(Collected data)
☆ ☆ ☆ ☆ ☆
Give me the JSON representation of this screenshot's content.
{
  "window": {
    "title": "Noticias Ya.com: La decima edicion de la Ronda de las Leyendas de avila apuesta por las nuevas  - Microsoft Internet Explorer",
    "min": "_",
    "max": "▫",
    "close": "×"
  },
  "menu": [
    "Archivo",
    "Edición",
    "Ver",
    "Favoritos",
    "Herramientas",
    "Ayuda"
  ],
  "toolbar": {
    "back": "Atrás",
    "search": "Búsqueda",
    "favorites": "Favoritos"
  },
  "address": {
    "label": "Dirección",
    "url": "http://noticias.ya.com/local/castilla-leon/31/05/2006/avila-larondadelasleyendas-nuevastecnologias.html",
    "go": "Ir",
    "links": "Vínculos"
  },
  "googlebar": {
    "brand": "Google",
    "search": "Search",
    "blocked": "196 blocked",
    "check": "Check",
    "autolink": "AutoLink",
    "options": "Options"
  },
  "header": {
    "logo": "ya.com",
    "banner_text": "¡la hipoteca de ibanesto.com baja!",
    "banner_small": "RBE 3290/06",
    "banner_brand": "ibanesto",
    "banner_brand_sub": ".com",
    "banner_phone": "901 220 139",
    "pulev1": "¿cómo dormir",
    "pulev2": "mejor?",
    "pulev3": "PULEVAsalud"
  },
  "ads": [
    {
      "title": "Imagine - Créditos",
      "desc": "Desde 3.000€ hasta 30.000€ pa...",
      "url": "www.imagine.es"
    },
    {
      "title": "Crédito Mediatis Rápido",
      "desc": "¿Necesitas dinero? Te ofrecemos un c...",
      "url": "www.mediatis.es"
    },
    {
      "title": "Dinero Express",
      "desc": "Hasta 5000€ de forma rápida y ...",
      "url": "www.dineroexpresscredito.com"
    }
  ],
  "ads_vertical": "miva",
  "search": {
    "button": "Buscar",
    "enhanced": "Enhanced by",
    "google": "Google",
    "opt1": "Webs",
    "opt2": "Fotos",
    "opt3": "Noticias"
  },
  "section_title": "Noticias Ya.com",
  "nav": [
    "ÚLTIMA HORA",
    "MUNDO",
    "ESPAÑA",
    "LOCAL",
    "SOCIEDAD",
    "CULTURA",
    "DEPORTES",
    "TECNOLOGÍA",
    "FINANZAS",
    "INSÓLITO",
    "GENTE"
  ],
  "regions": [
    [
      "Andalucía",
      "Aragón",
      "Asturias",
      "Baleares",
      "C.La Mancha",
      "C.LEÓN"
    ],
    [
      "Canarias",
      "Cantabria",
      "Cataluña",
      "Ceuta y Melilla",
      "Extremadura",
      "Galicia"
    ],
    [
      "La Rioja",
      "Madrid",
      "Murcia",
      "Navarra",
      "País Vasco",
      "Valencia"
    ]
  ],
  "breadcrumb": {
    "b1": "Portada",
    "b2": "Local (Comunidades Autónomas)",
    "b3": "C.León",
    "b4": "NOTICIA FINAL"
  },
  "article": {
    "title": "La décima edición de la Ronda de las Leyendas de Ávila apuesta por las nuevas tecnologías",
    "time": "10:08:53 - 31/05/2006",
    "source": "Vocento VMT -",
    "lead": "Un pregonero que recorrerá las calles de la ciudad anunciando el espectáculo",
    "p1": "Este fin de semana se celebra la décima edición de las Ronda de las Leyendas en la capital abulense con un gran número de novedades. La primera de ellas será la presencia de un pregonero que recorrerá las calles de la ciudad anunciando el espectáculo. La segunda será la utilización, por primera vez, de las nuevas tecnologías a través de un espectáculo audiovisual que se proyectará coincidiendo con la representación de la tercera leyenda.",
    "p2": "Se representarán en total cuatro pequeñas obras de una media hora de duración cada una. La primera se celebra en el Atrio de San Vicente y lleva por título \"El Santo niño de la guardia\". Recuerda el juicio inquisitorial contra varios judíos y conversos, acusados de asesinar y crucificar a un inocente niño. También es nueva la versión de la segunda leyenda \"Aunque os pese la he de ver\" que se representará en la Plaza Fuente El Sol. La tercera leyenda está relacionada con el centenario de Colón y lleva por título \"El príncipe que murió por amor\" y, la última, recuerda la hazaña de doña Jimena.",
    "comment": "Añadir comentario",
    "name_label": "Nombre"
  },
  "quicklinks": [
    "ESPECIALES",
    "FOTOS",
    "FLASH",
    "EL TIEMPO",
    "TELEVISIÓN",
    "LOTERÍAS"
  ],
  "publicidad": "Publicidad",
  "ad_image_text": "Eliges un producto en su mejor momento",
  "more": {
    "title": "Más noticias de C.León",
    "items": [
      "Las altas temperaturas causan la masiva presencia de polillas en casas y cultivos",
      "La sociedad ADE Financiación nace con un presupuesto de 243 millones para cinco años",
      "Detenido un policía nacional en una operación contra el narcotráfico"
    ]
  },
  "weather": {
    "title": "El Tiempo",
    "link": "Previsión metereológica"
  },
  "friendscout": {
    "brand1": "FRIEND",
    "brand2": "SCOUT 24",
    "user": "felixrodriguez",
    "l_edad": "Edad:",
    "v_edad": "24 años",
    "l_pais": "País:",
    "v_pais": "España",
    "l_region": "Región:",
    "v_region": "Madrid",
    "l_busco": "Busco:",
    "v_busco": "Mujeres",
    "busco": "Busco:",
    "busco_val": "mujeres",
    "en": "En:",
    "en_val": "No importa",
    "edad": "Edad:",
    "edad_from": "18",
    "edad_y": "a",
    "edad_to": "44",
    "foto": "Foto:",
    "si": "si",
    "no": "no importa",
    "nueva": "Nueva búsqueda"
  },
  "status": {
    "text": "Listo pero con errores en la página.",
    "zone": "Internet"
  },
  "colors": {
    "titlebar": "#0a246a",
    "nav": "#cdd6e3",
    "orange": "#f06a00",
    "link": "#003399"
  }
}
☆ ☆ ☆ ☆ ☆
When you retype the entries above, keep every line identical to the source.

- [ANSWER SECTION]:
Give me the JSON representation of this screenshot's content.
{
  "window": {
    "title": "Noticias Ya.com: La decima edicion de la Ronda de las Leyendas de avila apuesta por las nuevas  - Microsoft Internet Explorer",
    "min": "_",
    "max": "▫",
    "close": "×"
  },
  "menu": [
    "Archivo",
    "Edición",
    "Ver",
    "Favoritos",
    "Herramientas",
    "Ayuda"
  ],
  "toolbar": {
    "back": "Atrás",
    "search": "Búsqueda",
    "favorites": "Favoritos"
  },
  "address": {
    "label": "Dirección",
    "url": "http://noticias.ya.com/local/castilla-leon/31/05/2006/avila-larondadelasleyendas-nuevastecnologias.html",
    "go": "Ir",
    "links": "Vínculos"
  },
  "googlebar": {
    "brand": "Google",
    "search": "Search",
    "blocked": "196 blocked",
    "check": "Check",
    "autolink": "AutoLink",
    "options": "Options"
  },
  "header": {
    "logo": "ya.com",
    "banner_text": "¡la hipoteca de ibanesto.com baja!",
    "banner_small": "RBE 3290/06",
    "banner_brand": "ibanesto",
    "banner_brand_sub": ".com",
    "banner_phone": "901 220 139",
    "pulev1": "¿cómo dormir",
    "pulev2": "mejor?",
    "pulev3": "PULEVAsalud"
  },
  "ads": [
    {
      "title": "Imagine - Créditos",
      "desc": "Desde 3.000€ hasta 30.000€ pa...",
      "url": "www.imagine.es"
    },
    {
      "title": "Crédito Mediatis Rápido",
      "desc": "¿Necesitas dinero? Te ofrecemos un c...",
      "url": "www.mediatis.es"
    },
    {
      "title": "Dinero Express",
      "desc": "Hasta 5000€ de forma rápida y ...",
      "url": "www.dineroexpresscredito.com"
    }
  ],
  "ads_vertical": "miva",
  "search": {
    "button": "Buscar",
    "enhanced": "Enhanced by",
    "google": "Google",
    "opt1": "Webs",
    "opt2": "Fotos",
    "opt3": "Noticias"
  },
  "section_title": "Noticias Ya.com",
  "nav": [
    "ÚLTIMA HORA",
    "MUNDO",
    "ESPAÑA",
    "LOCAL",
    "SOCIEDAD",
    "CULTURA",
    "DEPORTES",
    "TECNOLOGÍA",
    "FINANZAS",
    "INSÓLITO",
    "GENTE"
  ],
  "regions": [
    [
      "Andalucía",
      "Aragón",
      "Asturias",
      "Baleares",
      "C.La Mancha",
      "C.LEÓN"
    ],
    [
      "Canarias",
      "Cantabria",
      "Cataluña",
      "Ceuta y Melilla",
      "Extremadura",
      "Galicia"
    ],
    [
      "La Rioja",
      "Madrid",
      "Murcia",
      "Navarra",
      "País Vasco",
      "Valencia"
    ]
  ],
  "breadcrumb": {
    "b1": "Portada",
    "b2": "Local (Comunidades Autónomas)",
    "b3": "C.León",
    "b4": "NOTICIA FINAL"
  },
  "article": {
    "title": "La décima edición de la Ronda de las Leyendas de Ávila apuesta por las nuevas tecnologías",
    "time": "10:08:53 - 31/05/2006",
    "source": "Vocento VMT -",
    "lead": "Un pregonero que recorrerá las calles de la ciudad anunciando el espectáculo",
    "p1": "Este fin de semana se celebra la décima edición de las Ronda de las Leyendas en la capital abulense con un gran número de novedades. La primera de ellas será la presencia de un pregonero que recorrerá las calles de la ciudad anunciando el espectáculo. La segunda será la utilización, por primera vez, de las nuevas tecnologías a través de un espectáculo audiovisual que se proyectará coincidiendo con la representación de la tercera leyenda.",
    "p2": "Se representarán en total cuatro pequeñas obras de una media hora de duración cada una. La primera se celebra en el Atrio de San Vicente y lleva por título \"El Santo niño de la guardia\". Recuerda el juicio inquisitorial contra varios judíos y conversos, acusados de asesinar y crucificar a un inocente niño. También es nueva la versión de la segunda leyenda \"Aunque os pese la he de ver\" que se representará en la Plaza Fuente El Sol. La tercera leyenda está relacionada con el centenario de Colón y lleva por título \"El príncipe que murió por amor\" y, la última, recuerda la hazaña de doña Jimena.",
    "comment": "Añadir comentario",
    "name_label": "Nombre"
  },
  "quicklinks": [
    "ESPECIALES",
    "FOTOS",
    "FLASH",
    "EL TIEMPO",
    "TELEVISIÓN",
    "LOTERÍAS"
  ],
  "publicidad": "Publicidad",
  "ad_image_text": "Eliges un producto en su mejor momento",
  "more": {
    "title": "Más noticias de C.León",
    "items": [
      "Las altas temperaturas causan la masiva presencia de polillas en casas y cultivos",
      "La sociedad ADE Financiación nace con un presupuesto de 243 millones para cinco años",
      "Detenido un policía nacional en una operación contra el narcotráfico"
    ]
  },
  "weather": {
    "title": "El Tiempo",
    "link": "Previsión metereológica"
  },
  "friendscout": {
    "brand1": "FRIEND",
    "brand2": "SCOUT 24",
    "user": "felixrodriguez",
    "l_edad": "Edad:",
    "v_edad": "24 años",
    "l_pais": "País:",
    "v_pais": "España",
    "l_region": "Región:",
    "v_region": "Madrid",
    "l_busco": "Busco:",
    "v_busco": "Mujeres",
    "busco": "Busco:",
    "busco_val": "mujeres",
    "en": "En:",
    "en_val": "No importa",
    "edad": "Edad:",
    "edad_from": "18",
    "edad_y": "a",
    "edad_to": "44",
    "foto": "Foto:",
    "si": "si",
    "no": "no importa",
    "nueva": "Nueva búsqueda"
  },
  "status": {
    "text": "Listo pero con errores en la página.",
    "zone": "Internet"
  },
  "colors": {
    "titlebar": "#0a246a",
    "nav": "#cdd6e3",
    "orange": "#f06a00",
    "link": "#003399"
  }
}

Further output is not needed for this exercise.